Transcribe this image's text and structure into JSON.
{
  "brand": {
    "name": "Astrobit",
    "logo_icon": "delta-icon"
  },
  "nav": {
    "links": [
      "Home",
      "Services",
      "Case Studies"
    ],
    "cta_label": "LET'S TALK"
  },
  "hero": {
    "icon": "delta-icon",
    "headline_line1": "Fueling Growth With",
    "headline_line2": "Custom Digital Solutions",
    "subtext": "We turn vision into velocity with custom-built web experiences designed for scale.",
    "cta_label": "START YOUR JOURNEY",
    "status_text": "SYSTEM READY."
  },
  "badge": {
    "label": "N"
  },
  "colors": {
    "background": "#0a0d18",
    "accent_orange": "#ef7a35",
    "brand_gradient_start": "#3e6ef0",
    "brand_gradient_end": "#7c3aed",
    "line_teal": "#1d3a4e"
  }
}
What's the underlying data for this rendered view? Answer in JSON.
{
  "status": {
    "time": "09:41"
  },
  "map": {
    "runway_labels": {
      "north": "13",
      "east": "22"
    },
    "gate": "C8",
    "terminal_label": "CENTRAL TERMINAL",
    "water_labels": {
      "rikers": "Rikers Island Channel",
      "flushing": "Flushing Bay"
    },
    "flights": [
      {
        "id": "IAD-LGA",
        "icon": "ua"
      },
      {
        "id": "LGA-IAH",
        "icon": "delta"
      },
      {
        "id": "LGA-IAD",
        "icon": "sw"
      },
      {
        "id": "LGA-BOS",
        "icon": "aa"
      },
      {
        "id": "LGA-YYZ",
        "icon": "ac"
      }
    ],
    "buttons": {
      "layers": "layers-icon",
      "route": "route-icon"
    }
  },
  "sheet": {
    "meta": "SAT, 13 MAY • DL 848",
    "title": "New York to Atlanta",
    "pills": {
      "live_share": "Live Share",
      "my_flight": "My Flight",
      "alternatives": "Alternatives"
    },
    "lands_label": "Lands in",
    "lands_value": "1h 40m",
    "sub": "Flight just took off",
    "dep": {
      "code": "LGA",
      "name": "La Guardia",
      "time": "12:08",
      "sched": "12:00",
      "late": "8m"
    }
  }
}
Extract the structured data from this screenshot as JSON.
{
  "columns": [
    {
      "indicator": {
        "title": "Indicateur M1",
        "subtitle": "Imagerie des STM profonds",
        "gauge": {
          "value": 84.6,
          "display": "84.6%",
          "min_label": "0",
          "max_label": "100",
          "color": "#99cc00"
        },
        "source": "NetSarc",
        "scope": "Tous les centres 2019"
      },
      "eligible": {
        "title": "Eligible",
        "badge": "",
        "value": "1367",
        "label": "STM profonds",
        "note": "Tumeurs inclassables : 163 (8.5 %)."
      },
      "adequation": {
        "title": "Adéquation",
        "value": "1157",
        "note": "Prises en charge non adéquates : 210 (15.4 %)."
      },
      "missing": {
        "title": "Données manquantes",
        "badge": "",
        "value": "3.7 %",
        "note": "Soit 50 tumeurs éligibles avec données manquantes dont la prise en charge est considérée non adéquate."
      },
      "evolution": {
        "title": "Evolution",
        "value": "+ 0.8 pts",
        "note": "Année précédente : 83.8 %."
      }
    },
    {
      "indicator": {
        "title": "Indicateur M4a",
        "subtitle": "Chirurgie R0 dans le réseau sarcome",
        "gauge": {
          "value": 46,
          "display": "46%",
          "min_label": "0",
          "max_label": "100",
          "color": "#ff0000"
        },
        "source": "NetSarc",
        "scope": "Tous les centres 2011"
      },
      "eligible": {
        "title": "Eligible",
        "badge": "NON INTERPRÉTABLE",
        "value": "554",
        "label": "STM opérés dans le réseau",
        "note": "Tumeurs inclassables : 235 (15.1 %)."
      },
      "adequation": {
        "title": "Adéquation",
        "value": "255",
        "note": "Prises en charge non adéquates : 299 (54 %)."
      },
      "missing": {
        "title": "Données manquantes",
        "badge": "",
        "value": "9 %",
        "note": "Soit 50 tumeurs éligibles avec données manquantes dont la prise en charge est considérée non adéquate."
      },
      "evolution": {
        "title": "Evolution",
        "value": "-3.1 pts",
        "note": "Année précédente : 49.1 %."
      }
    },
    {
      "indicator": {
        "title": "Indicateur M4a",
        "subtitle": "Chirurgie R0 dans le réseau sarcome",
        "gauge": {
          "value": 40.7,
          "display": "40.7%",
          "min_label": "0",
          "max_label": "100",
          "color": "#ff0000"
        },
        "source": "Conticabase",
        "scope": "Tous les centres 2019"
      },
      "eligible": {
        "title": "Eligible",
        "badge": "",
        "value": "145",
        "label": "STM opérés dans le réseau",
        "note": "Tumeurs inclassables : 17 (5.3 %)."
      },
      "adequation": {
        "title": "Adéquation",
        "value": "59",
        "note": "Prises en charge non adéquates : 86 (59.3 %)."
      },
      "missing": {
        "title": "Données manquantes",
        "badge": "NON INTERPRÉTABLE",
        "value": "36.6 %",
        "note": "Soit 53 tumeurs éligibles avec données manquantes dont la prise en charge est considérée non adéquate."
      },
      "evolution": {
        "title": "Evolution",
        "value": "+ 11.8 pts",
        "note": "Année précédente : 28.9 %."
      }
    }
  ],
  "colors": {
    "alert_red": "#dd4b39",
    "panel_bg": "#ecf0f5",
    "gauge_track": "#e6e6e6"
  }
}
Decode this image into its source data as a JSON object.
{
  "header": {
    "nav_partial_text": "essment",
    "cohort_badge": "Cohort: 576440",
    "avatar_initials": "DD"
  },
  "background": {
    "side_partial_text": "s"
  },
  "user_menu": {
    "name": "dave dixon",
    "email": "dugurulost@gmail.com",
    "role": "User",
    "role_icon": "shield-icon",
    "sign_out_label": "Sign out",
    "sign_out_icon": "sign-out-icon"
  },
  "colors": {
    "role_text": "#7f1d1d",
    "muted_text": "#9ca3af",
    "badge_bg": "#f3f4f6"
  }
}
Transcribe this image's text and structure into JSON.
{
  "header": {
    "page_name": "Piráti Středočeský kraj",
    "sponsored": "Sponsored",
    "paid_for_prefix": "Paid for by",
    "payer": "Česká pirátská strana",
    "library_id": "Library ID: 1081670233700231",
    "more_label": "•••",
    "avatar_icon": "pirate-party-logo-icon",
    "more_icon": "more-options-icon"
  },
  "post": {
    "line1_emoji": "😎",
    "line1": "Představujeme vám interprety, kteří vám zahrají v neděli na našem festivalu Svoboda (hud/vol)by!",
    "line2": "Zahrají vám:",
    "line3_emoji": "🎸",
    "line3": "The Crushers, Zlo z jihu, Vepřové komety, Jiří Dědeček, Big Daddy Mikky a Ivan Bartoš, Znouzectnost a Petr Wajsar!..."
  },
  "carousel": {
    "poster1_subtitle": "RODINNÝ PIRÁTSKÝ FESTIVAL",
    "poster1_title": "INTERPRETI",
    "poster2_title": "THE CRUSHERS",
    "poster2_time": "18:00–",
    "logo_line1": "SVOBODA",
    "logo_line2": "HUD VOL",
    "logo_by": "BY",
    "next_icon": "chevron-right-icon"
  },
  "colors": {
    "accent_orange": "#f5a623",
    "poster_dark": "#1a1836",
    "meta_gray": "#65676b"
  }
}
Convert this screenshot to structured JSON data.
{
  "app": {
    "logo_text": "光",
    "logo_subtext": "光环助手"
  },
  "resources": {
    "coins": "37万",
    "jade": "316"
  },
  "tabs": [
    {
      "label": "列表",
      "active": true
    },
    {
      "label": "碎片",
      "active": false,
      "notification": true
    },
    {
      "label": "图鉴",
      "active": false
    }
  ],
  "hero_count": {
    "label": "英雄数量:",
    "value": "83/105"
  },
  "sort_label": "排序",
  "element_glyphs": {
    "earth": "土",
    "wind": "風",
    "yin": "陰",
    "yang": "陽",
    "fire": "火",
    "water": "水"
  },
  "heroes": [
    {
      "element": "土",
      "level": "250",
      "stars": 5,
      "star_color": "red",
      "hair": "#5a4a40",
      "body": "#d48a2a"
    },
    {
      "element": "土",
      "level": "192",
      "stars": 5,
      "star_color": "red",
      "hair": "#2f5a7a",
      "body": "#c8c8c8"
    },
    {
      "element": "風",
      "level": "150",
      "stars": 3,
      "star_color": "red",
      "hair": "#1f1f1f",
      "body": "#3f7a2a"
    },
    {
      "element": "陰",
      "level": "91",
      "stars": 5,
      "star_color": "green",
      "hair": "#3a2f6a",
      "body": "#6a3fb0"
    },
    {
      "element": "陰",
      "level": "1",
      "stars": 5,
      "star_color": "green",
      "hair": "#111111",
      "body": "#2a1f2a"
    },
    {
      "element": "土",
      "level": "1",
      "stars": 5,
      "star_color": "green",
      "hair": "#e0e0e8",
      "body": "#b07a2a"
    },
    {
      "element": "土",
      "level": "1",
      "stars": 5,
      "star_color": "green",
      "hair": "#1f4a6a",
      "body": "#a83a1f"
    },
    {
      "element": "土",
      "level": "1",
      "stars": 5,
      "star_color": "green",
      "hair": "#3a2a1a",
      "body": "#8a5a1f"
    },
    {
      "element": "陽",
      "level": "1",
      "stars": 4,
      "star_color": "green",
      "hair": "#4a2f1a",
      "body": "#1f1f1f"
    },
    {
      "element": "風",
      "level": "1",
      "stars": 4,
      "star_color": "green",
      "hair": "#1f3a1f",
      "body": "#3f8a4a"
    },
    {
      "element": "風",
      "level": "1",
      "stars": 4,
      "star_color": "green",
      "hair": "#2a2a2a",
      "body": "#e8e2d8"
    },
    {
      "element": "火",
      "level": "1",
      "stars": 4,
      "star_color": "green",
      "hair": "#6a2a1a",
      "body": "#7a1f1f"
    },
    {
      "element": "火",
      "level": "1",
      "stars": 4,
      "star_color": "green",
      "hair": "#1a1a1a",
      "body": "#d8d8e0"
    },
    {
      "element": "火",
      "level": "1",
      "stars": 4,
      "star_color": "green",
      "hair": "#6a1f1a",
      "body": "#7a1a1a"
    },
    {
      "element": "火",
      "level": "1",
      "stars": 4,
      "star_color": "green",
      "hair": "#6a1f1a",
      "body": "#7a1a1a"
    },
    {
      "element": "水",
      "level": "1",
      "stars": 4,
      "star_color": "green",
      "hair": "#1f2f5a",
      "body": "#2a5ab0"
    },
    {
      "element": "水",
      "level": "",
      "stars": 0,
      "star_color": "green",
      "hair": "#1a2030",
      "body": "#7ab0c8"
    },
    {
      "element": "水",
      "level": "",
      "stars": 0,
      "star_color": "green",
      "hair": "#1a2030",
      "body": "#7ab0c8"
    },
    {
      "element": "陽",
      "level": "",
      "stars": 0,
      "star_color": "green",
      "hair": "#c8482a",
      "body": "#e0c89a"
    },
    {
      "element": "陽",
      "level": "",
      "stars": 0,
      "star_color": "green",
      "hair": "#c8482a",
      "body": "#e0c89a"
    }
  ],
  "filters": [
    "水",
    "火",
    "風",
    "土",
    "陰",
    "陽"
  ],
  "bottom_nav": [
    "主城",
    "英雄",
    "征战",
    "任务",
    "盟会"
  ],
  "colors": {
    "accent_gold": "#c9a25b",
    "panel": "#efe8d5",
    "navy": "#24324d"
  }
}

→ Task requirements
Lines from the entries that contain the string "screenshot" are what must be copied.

→ Exercise response
Extract the structured data from this screenshot as JSON.
Convert this screenshot to structured JSON data.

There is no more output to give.